Former LSU hitting coach Andy Cannizaro and head coach Paul Mainieri talk near the dugout during a 2015 NCAA Regional game at Alex Box Stadium.

Advocate staff photo by Hilary Scheinuk

This weekend’s LSU-Mississippi State baseball series is going to have a little bit of everything.

Kudos to whoever drew up this year’s Southeastern Conference baseball schedule. In the last chapter of the season, the Eastern Division’s top two contenders (Kentucky at Florida) will battle, while the Tigers and Bulldogs go at it for supremacy in the Western Division in the college town that never sleeps: Starkville.

Then there’s the little matter of NCAA tournament implications. LSU, with its current one-game lead over State, top-10 rankings in the polls and a No. 12 RPI, has muscled its way back into the conversation for a top-eight national seed, while State is trying to at least secure a regional host site.

Hovering above it all, over what is already a highly charged atmosphere whenever the Tigers and Bulldogs square off on the diamond, is this little matter of the two coaches.

Lost in these parts last October, in the midst of all the acrimony over how or if the LSU-Florida football game would happen, was the fact that Florida athletic director Jeremy Foley was planning on retirement.

He was replaced by Mississippi State athletic director Scott Stricklin, which opened State’s athletic director’s chair for its baseball coach, John Cohen. That created a baseball job for Cohen to fill.

Enter former LSU hitting coach Andy Cannizaro, who left Baton Rouge in November under circumstances that didn’t exactly please LSU coach Paul Mainieri.

Mainieri said he understands Cannizaro wanting to become a head coach, especially at State. For all the jokes folks make about “StarkVegas,” Mississippi State has to be one of the nation’s best jobs.

But Mainieri doesn’t understand the fact that Cohen spoke to Cannizaro weeks before Mainieri knew about it (Cannizaro and Cohen confirmed this to The Advocate’s Ross Dellenger).

In the end, all’s fair in love, baseball and coaching searches, even though it often doesn’t make for happy endings. The athletic director at Whatsamatta U. isn’t required to call the AD at North by Northwest State for permission to interview his sitting head coach. And said AD isn’t required to call a coach to notify him that he covets said coach’s top assistant.

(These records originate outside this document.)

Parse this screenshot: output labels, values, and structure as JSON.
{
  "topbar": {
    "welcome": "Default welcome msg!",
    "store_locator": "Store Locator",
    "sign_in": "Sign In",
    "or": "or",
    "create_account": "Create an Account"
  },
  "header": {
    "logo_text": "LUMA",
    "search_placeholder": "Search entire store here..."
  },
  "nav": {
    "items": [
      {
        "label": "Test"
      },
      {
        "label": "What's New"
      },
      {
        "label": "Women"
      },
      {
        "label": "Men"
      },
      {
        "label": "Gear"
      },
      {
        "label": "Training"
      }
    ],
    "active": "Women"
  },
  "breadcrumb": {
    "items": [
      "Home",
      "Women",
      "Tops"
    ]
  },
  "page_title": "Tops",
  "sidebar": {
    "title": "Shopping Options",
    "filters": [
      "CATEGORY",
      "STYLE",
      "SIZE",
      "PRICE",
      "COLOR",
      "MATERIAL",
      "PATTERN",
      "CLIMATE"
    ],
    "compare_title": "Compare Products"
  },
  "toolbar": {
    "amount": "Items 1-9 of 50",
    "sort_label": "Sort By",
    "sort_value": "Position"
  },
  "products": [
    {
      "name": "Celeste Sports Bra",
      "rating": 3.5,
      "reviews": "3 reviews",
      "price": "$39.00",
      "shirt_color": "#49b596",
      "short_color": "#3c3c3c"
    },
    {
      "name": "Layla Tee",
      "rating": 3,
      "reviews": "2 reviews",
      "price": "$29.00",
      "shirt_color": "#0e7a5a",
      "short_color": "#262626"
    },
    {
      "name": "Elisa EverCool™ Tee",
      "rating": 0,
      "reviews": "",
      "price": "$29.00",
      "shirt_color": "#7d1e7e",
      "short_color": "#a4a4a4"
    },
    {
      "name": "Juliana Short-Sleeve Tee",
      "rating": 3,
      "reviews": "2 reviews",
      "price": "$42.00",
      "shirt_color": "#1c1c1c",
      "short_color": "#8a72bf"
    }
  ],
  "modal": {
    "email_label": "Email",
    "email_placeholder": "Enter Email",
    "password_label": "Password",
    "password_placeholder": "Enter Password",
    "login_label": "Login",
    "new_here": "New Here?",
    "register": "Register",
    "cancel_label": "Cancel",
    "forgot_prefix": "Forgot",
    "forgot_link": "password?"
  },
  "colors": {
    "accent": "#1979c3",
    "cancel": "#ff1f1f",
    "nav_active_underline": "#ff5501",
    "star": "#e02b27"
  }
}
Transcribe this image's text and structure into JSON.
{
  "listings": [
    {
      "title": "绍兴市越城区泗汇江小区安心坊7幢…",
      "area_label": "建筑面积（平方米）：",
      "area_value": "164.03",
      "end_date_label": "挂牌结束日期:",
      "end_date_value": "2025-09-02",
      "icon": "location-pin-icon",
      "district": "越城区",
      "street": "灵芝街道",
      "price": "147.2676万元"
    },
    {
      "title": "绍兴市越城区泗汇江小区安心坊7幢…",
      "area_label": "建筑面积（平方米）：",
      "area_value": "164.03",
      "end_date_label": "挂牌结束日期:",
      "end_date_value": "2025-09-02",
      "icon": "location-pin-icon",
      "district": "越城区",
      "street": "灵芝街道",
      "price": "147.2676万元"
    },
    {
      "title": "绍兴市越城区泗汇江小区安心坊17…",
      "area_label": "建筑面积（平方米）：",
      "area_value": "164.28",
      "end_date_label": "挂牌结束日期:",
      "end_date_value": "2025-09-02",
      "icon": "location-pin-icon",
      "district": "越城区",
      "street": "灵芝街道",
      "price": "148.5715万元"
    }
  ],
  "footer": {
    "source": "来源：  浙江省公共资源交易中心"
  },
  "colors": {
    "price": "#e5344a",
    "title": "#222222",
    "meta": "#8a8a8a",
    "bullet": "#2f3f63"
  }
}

Cohen and Cannizaro played by the non-existent rules, and if it left Mississippi State’s biggest baseball rival scrambling for a hitting coach and recruiting coordinator less than three months before the 2017 season began, well, that’s just a tidy little side benefit.

Mainieri, for his part, would like to downplay the whole him-versus-Cannizaro thing, though I don’t think Andy should be asking Paul for his mother’s manicotti recipe when they exchange lineup cards Thursday night.

“I know a lot is made of who’s coaching in this game,” Mainieri said, “but it’s really about the games between LSU and Mississippi State.”

When you get down to it, Mainieri is absolutely correct. And you can understand that he should be concerned about how this whole subplot involving Cannizaro (who was well-liked by many LSU players) could be a distraction.

But for the rest of us, what’s wrong with the guilty pleasure of this spicy relationship turning an already simmering rivalry into a boil?

As for all the fretting this season over LSU’s often-struggling offense in the wake of Cannizaro’s departure and Mainieri’s hiring of former Tigers catcher Micah Gibbs to replace him as hitting coach, the numbers don’t bear out all the angst.

LSU is second in the SEC hitting .292 while State is third at .287. LSU has scored 347 runs to State’s 310. The Tigers have hit 48 home runs to the Bulldogs’ 47 — this despite having Brent Rooker, the SEC triple-crown leader (.406 average, 20 homers, 71 RBIs).

“Sometimes things aren’t as bad as they seem” should be the catch phrase for this 2017 LSU baseball team, which still has a chance to do many great things — even if the ultimate goal of a national title still seems like a remote prospect.

And sometimes things are better than they usually are. That could be the catch phrase for LSU-Mississippi State this weekend.

Follow Scott Rabalais on Twitter, @RabalaisAdv.​